Benchmark rates risk management — a 2-edged sword for Islamic banks
Kuwait

A study found that an increasing benchmark rate impacts the economic value of equity and capital base of Islamic banks

By HABHAJAN SINGH / Pic By BLOOMBERG

The benchmark rates risk management has been described as a “two- edged sword” for Islamic banks as they are potentially exposed to risk whether the rates go up or down, according to a recent research paper.

The paper, jointly written by a Kuwait central banker and an industry expert from International Islamic University Malaysia (IIUM), argued that an increasing benchmark rate impacts the economic value of equity and capital base of Islamic banks.

On the converse side, a decreasing benchmark rate regime also exposes the same financial institutions to risk of profitability and non-performing assets as their customers may exit and choose early settlement.

The 26-page paper underlined the “pivotal” need to manage the risk with appropriate tools, irrespective of the direction of the rate and the jurisdiction in which they operate.

“Our empirical results indicate that a persistently low benchmark rates regime carries strategic implications for Islamic banks, including pressure on profitability, excessive risk-taking and distortion in credit allocations.

“On the other hand, in light of the evolving global macroeconomic conditions including a gradual tightening of monetary policy by the US Federal Reserve in the medium to long term, an increasing benchmark rates regime indicates the significant loss of the capital base and emergence of displaced commercial risk, causing early withdrawals by the customers due to higher expectations in dual banking systems,” according to the paper.

The paper, entitled “Risk Management in Changing Benchmark Rates Regime: Prudential Implications for Islamic Banks and Supervisors”, was co-authored by Dr Jamshaid Anwar Chattha and Dr Syed Musa Syed Jaa- far Alhabshi.

Jamshaid is the chief banking researcher and Islamic finance expert at the Central Bank of Kuwait, while Syed Musa is the dean at IIUM Institute of Islamic Banking and Finance.

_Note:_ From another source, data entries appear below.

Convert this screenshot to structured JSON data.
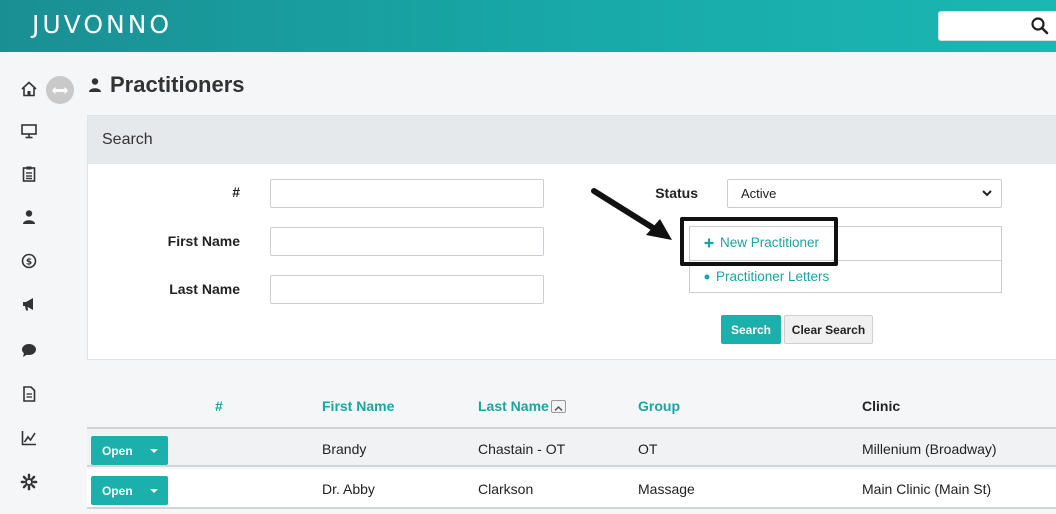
{
  "header": {
    "logo": "JUVONNO",
    "search_placeholder": ""
  },
  "sidebar": {
    "items": [
      {
        "icon": "home-icon"
      },
      {
        "icon": "monitor-icon"
      },
      {
        "icon": "clipboard-icon"
      },
      {
        "icon": "practitioners-icon"
      },
      {
        "icon": "billing-icon"
      },
      {
        "icon": "megaphone-icon"
      },
      {
        "icon": "chat-icon"
      },
      {
        "icon": "document-icon"
      },
      {
        "icon": "reports-icon"
      },
      {
        "icon": "gear-icon"
      }
    ]
  },
  "page": {
    "title": "Practitioners"
  },
  "search_panel": {
    "header": "Search",
    "fields": {
      "number_label": "#",
      "number_value": "",
      "first_name_label": "First Name",
      "first_name_value": "",
      "last_name_label": "Last Name",
      "last_name_value": ""
    },
    "status_label": "Status",
    "status_value": "Active",
    "actions": {
      "new_practitioner": "New Practitioner",
      "practitioner_letters": "Practitioner Letters"
    },
    "search_button": "Search",
    "clear_button": "Clear Search"
  },
  "table": {
    "headers": {
      "number": "#",
      "first_name": "First Name",
      "last_name": "Last Name",
      "group": "Group",
      "clinic": "Clinic"
    },
    "open_label": "Open",
    "rows": [
      {
        "number": "",
        "first_name": "Brandy",
        "last_name": "Chastain - OT",
        "group": "OT",
        "clinic": "Millenium (Broadway)"
      },
      {
        "number": "",
        "first_name": "Dr. Abby",
        "last_name": "Clarkson",
        "group": "Massage",
        "clinic": "Main Clinic (Main St)"
      }
    ]
  },
  "colors": {
    "accent": "#1bb0ac",
    "header_start": "#1a8f93",
    "header_end": "#1bb7b3"
  }
}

The paper was published in the special issue of the Journal of Islamic Finance.

In the course of their research, the authors analysed data from 50 fully-fledged Islamic commercial banks (ICBs) from 13 countries.

The banks include ABC Islamic Bank and Al Baraka Banking Group from Bahrain; First Security Islami Bank Ltd and Islami Bank Bangldesh Ltd from Bangladesh; PT Bank Shariah Mandiri Tbk and PT Bank Shariah Muamalat Tbk from neighbouring Indonesia; Islamic International Arab Bank plc and Jordan Islamic Bank from Jordon; Boubyan Bank and Ahli United Bank BSC from Kuwait; and Bank Islam Malaysia Bhd and Kuwait Finance House (M) Bhd from Malaysia, among others.

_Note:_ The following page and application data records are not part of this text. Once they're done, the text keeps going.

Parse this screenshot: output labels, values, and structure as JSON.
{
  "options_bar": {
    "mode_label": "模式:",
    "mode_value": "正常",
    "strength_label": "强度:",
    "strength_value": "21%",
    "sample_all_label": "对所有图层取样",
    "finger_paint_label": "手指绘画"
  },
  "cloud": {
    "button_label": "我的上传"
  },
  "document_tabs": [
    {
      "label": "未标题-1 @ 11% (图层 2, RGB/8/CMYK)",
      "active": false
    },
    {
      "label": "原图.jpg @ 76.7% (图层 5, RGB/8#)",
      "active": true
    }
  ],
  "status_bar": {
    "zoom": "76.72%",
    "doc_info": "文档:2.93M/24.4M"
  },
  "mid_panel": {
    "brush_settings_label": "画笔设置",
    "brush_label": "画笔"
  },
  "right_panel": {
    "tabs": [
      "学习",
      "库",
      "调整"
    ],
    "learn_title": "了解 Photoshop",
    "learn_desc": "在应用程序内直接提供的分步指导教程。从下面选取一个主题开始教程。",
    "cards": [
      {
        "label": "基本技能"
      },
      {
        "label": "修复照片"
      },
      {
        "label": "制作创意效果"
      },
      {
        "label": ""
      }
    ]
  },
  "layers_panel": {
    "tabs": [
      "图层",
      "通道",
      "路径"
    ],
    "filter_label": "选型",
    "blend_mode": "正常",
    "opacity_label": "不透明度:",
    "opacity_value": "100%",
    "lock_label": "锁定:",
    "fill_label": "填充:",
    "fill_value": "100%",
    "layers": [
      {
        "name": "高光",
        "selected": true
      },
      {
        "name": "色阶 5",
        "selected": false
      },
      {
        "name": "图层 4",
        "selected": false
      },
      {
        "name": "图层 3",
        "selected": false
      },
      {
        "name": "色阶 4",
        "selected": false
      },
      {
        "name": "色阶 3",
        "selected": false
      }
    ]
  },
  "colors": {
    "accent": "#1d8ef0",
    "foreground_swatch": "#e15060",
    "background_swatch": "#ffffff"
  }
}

Post-Global Financial Crisis

The authors argued that the post-global financial crisis scenario has presented extraordinary challenges to the global economy in general, and the banking industry, in particular.

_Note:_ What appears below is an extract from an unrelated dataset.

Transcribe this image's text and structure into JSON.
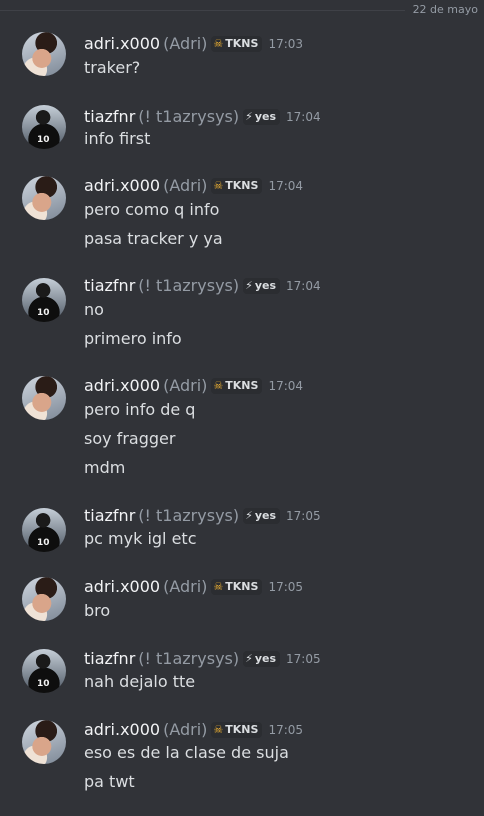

One of the new set of challenges to beset the financial industry is the risk management in changing benchmark rates risk for Islamic banks, which the authors argued had received considerable prominence in the banking sector, due to a number of reasons including supervision of banks’ benchmark rates under Basel II Pillar II.

Taking into account the specific features of Islamic banks, the paper intended to theoretically and empirically review the possible prudential implications of lowly and increasing benchmark rates risk, and provide a sturdy risk management and regulatory perspective for Islamic banks and supervisors.

The authors highlighted the importance of appropriate tools such as duration gap, asset-liability management, internal capital adequacy assessment process and stress testing.

“Moreover, in the pursuit of financial stability, supervisors also have to ensure that ICBs continuously safe-guard risk management, as fragile economic and financial environment can eventually transmute a stable banking system into a considerable stress,” they said.